== Segment start ==
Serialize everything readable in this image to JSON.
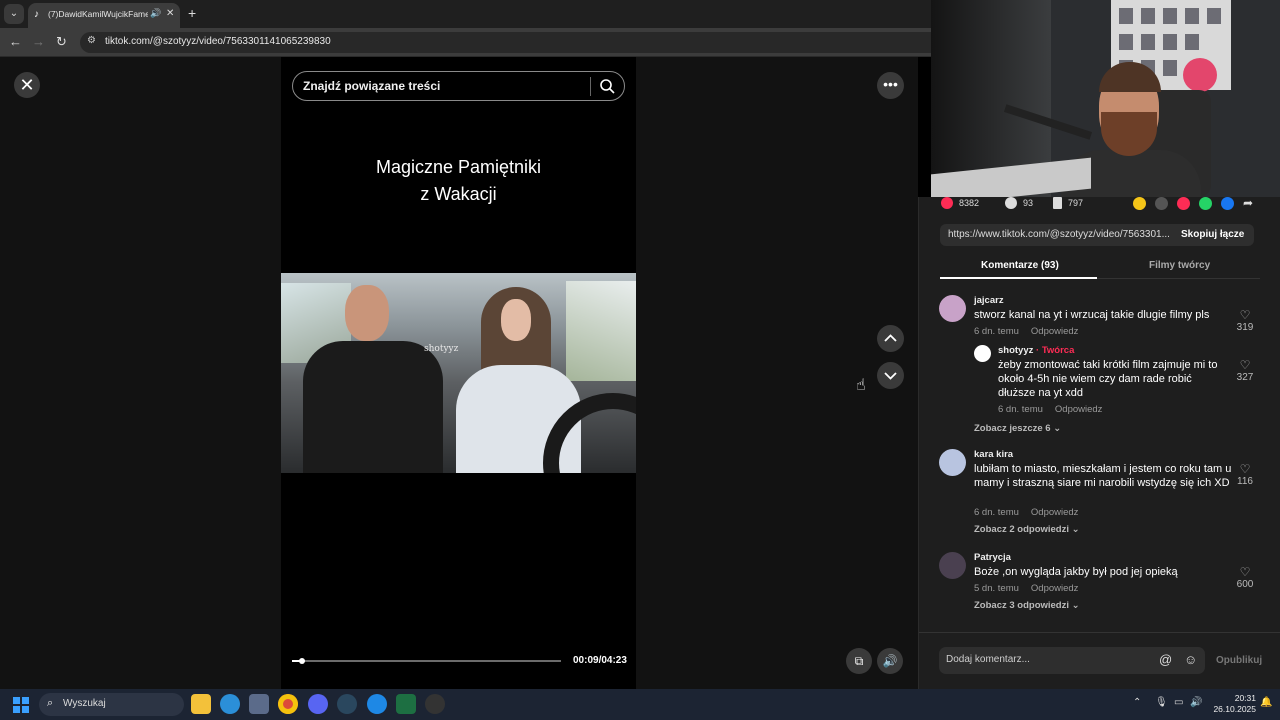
{
  "browser": {
    "tab_title": "(7)DawidKamilWujcikFamel",
    "url": "tiktok.com/@szotyyz/video/7563301141065239830"
  },
  "video": {
    "search_placeholder": "Znajdź powiązane treści",
    "title_line1": "Magiczne Pamiętniki",
    "title_line2": "z Wakacji",
    "watermark": "shotyyz",
    "time": "00:09/04:23",
    "progress_fraction": 0.036
  },
  "actions": {
    "likes": "8382",
    "comments": "93",
    "saves": "797"
  },
  "link": {
    "url": "https://www.tiktok.com/@szotyyz/video/7563301...",
    "copy_label": "Skopiuj łącze"
  },
  "panel_tabs": {
    "comments": "Komentarze (93)",
    "creator_videos": "Filmy twórcy"
  },
  "comments": [
    {
      "user": "jajcarz",
      "text": "stworz kanal na yt i wrzucaj takie dlugie filmy pls",
      "time": "6 dn. temu",
      "reply": "Odpowiedz",
      "likes": "319"
    },
    {
      "user": "shotyyz",
      "creator_label": "· Twórca",
      "text": "żeby zmontować taki krótki film zajmuje mi to około 4-5h nie wiem czy dam rade robić dłuższe na yt xdd",
      "time": "6 dn. temu",
      "reply": "Odpowiedz",
      "likes": "327"
    },
    {
      "more": "Zobacz jeszcze 6"
    },
    {
      "user": "kara kira",
      "text": "lubiłam to miasto, mieszkałam i jestem co roku tam u mamy i straszną siare mi narobili wstydzę się ich XD",
      "time": "6 dn. temu",
      "reply": "Odpowiedz",
      "likes": "116",
      "more": "Zobacz 2 odpowiedzi"
    },
    {
      "user": "Patrycja",
      "text": "Boże ,on wygląda jakby był pod jej opieką",
      "time": "5 dn. temu",
      "reply": "Odpowiedz",
      "likes": "600",
      "more": "Zobacz 3 odpowiedzi"
    }
  ],
  "composer": {
    "placeholder": "Dodaj komentarz...",
    "post_label": "Opublikuj"
  },
  "taskbar": {
    "search": "Wyszukaj",
    "time": "20:31",
    "date": "26.10.2025"
  },
  "colors": {
    "accent": "#fe2c55",
    "page_bg": "#121212",
    "panel_bg": "#1e1e1e",
    "taskbar_bg": "#1c2433"
  }
}
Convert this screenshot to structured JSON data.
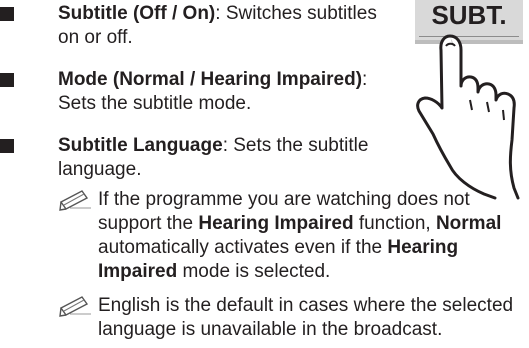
{
  "items": [
    {
      "bold": "Subtitle (Off / On)",
      "rest": ": Switches subtitles",
      "line2": "on or off."
    },
    {
      "bold": "Mode (Normal / Hearing Impaired)",
      "rest": ":",
      "line2": "Sets the subtitle mode."
    },
    {
      "bold": "Subtitle Language",
      "rest": ": Sets the subtitle",
      "line2": "language."
    }
  ],
  "notes": [
    {
      "l1": "If the programme you are watching does not",
      "l2a": "support the ",
      "l2b": "Hearing Impaired",
      "l2c": " function, ",
      "l2d": "Normal",
      "l3a": "automatically activates even if the ",
      "l3b": "Hearing",
      "l4a": "Impaired",
      "l4b": " mode is selected."
    },
    {
      "l1": "English is the default in cases where the selected",
      "l2": "language is unavailable in the broadcast."
    }
  ],
  "button": {
    "label": "SUBT."
  },
  "icons": {
    "note": "pencil-note-icon",
    "hand": "pointing-hand-icon"
  }
}
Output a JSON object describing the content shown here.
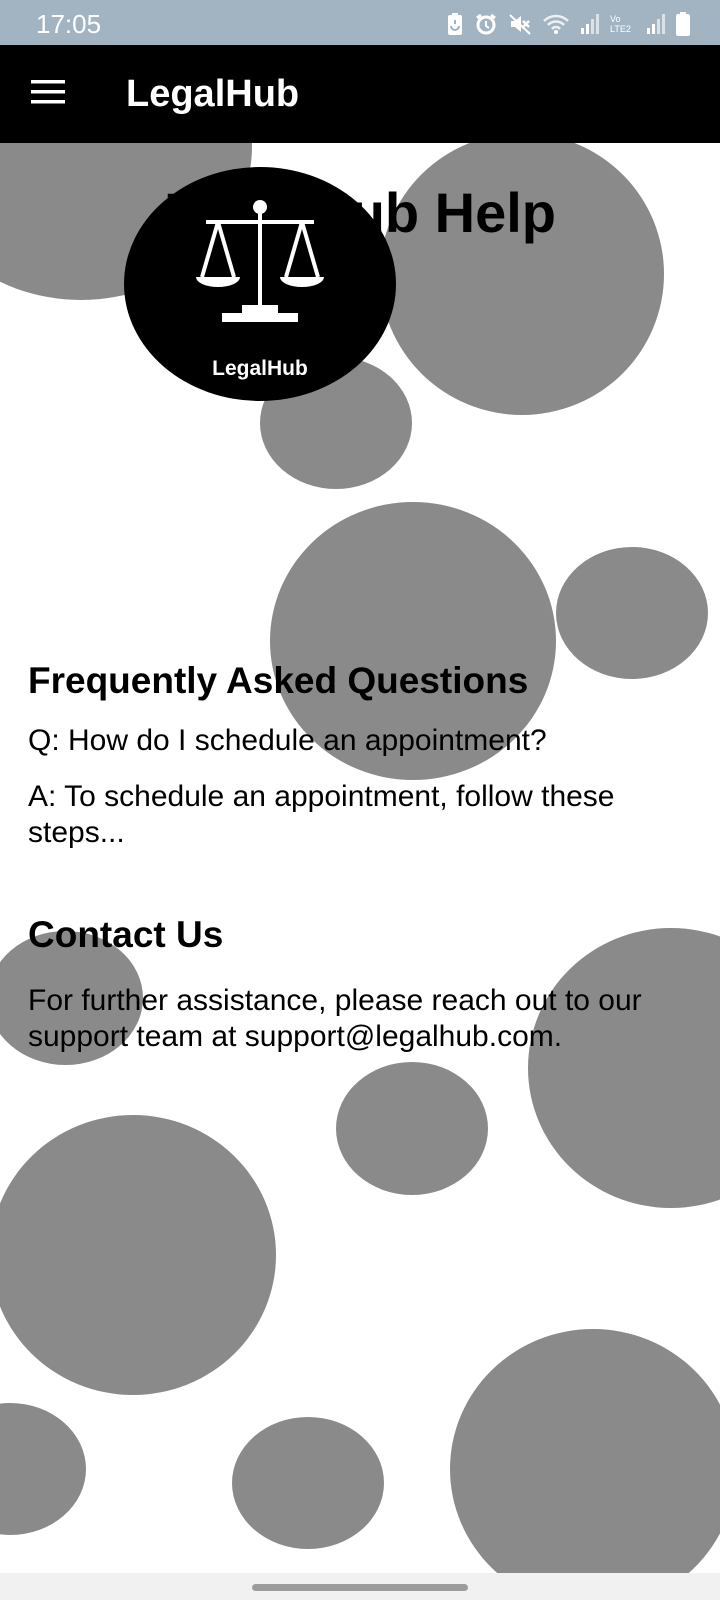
{
  "status_bar": {
    "time": "17:05",
    "icons": [
      "battery-saver-icon",
      "alarm-icon",
      "mute-icon",
      "wifi-icon",
      "signal-icon",
      "volte-icon",
      "signal-icon",
      "battery-icon"
    ],
    "volte_label": "Vo LTE2",
    "background": "#a2b4c2"
  },
  "app_bar": {
    "title": "LegalHub",
    "menu_icon": "menu-icon",
    "background": "#000000"
  },
  "page": {
    "title": "LegalHub Help",
    "logo_text": "LegalHub",
    "logo_icon": "scales-of-justice-icon",
    "faq": {
      "heading": "Frequently Asked Questions",
      "question": "Q: How do I schedule an appointment?",
      "answer": "A: To schedule an appointment, follow these steps..."
    },
    "contact": {
      "heading": "Contact Us",
      "text": "For further assistance, please reach out to our support team at support@legalhub.com."
    },
    "circle_color": "#8a8a8a"
  }
}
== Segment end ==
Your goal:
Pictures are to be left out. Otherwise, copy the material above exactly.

Answer box:
Serialize everything readable in this image to JSON.
{
  "browser": {
    "tab_title": "(7)DawidKamilWujcikFamel",
    "url": "tiktok.com/@szotyyz/video/7563301141065239830"
  },
  "video": {
    "search_placeholder": "Znajdź powiązane treści",
    "title_line1": "Magiczne Pamiętniki",
    "title_line2": "z Wakacji",
    "watermark": "shotyyz",
    "time": "00:09/04:23",
    "progress_fraction": 0.036
  },
  "actions": {
    "likes": "8382",
    "comments": "93",
    "saves": "797"
  },
  "link": {
    "url": "https://www.tiktok.com/@szotyyz/video/7563301...",
    "copy_label": "Skopiuj łącze"
  },
  "panel_tabs": {
    "comments": "Komentarze (93)",
    "creator_videos": "Filmy twórcy"
  },
  "comments": [
    {
      "user": "jajcarz",
      "text": "stworz kanal na yt i wrzucaj takie dlugie filmy pls",
      "time": "6 dn. temu",
      "reply": "Odpowiedz",
      "likes": "319"
    },
    {
      "user": "shotyyz",
      "creator_label": "· Twórca",
      "text": "żeby zmontować taki krótki film zajmuje mi to około 4-5h nie wiem czy dam rade robić dłuższe na yt xdd",
      "time": "6 dn. temu",
      "reply": "Odpowiedz",
      "likes": "327"
    },
    {
      "more": "Zobacz jeszcze 6"
    },
    {
      "user": "kara kira",
      "text": "lubiłam to miasto, mieszkałam i jestem co roku tam u mamy i straszną siare mi narobili wstydzę się ich XD",
      "time": "6 dn. temu",
      "reply": "Odpowiedz",
      "likes": "116",
      "more": "Zobacz 2 odpowiedzi"
    },
    {
      "user": "Patrycja",
      "text": "Boże ,on wygląda jakby był pod jej opieką",
      "time": "5 dn. temu",
      "reply": "Odpowiedz",
      "likes": "600",
      "more": "Zobacz 3 odpowiedzi"
    }
  ],
  "composer": {
    "placeholder": "Dodaj komentarz...",
    "post_label": "Opublikuj"
  },
  "taskbar": {
    "search": "Wyszukaj",
    "time": "20:31",
    "date": "26.10.2025"
  },
  "colors": {
    "accent": "#fe2c55",
    "page_bg": "#121212",
    "panel_bg": "#1e1e1e",
    "taskbar_bg": "#1c2433"
  }
}
Convert this screenshot to structured JSON data.
{
  "items": [
    {
      "bold": "Subtitle (Off / On)",
      "rest": ": Switches subtitles",
      "line2": "on or off."
    },
    {
      "bold": "Mode (Normal / Hearing Impaired)",
      "rest": ":",
      "line2": "Sets the subtitle mode."
    },
    {
      "bold": "Subtitle Language",
      "rest": ": Sets the subtitle",
      "line2": "language."
    }
  ],
  "notes": [
    {
      "l1": "If the programme you are watching does not",
      "l2a": "support the ",
      "l2b": "Hearing Impaired",
      "l2c": " function, ",
      "l2d": "Normal",
      "l3a": "automatically activates even if the ",
      "l3b": "Hearing",
      "l4a": "Impaired",
      "l4b": " mode is selected."
    },
    {
      "l1": "English is the default in cases where the selected",
      "l2": "language is unavailable in the broadcast."
    }
  ],
  "button": {
    "label": "SUBT."
  },
  "icons": {
    "note": "pencil-note-icon",
    "hand": "pointing-hand-icon"
  }
}
Output a JSON object describing the content shown here.
{
  "status_bar": {
    "time": "17:05",
    "icons": [
      "battery-saver-icon",
      "alarm-icon",
      "mute-icon",
      "wifi-icon",
      "signal-icon",
      "volte-icon",
      "signal-icon",
      "battery-icon"
    ],
    "volte_label": "Vo LTE2",
    "background": "#a2b4c2"
  },
  "app_bar": {
    "title": "LegalHub",
    "menu_icon": "menu-icon",
    "background": "#000000"
  },
  "page": {
    "title": "LegalHub Help",
    "logo_text": "LegalHub",
    "logo_icon": "scales-of-justice-icon",
    "faq": {
      "heading": "Frequently Asked Questions",
      "question": "Q: How do I schedule an appointment?",
      "answer": "A: To schedule an appointment, follow these steps..."
    },
    "contact": {
      "heading": "Contact Us",
      "text": "For further assistance, please reach out to our support team at support@legalhub.com."
    },
    "circle_color": "#8a8a8a"
  }
}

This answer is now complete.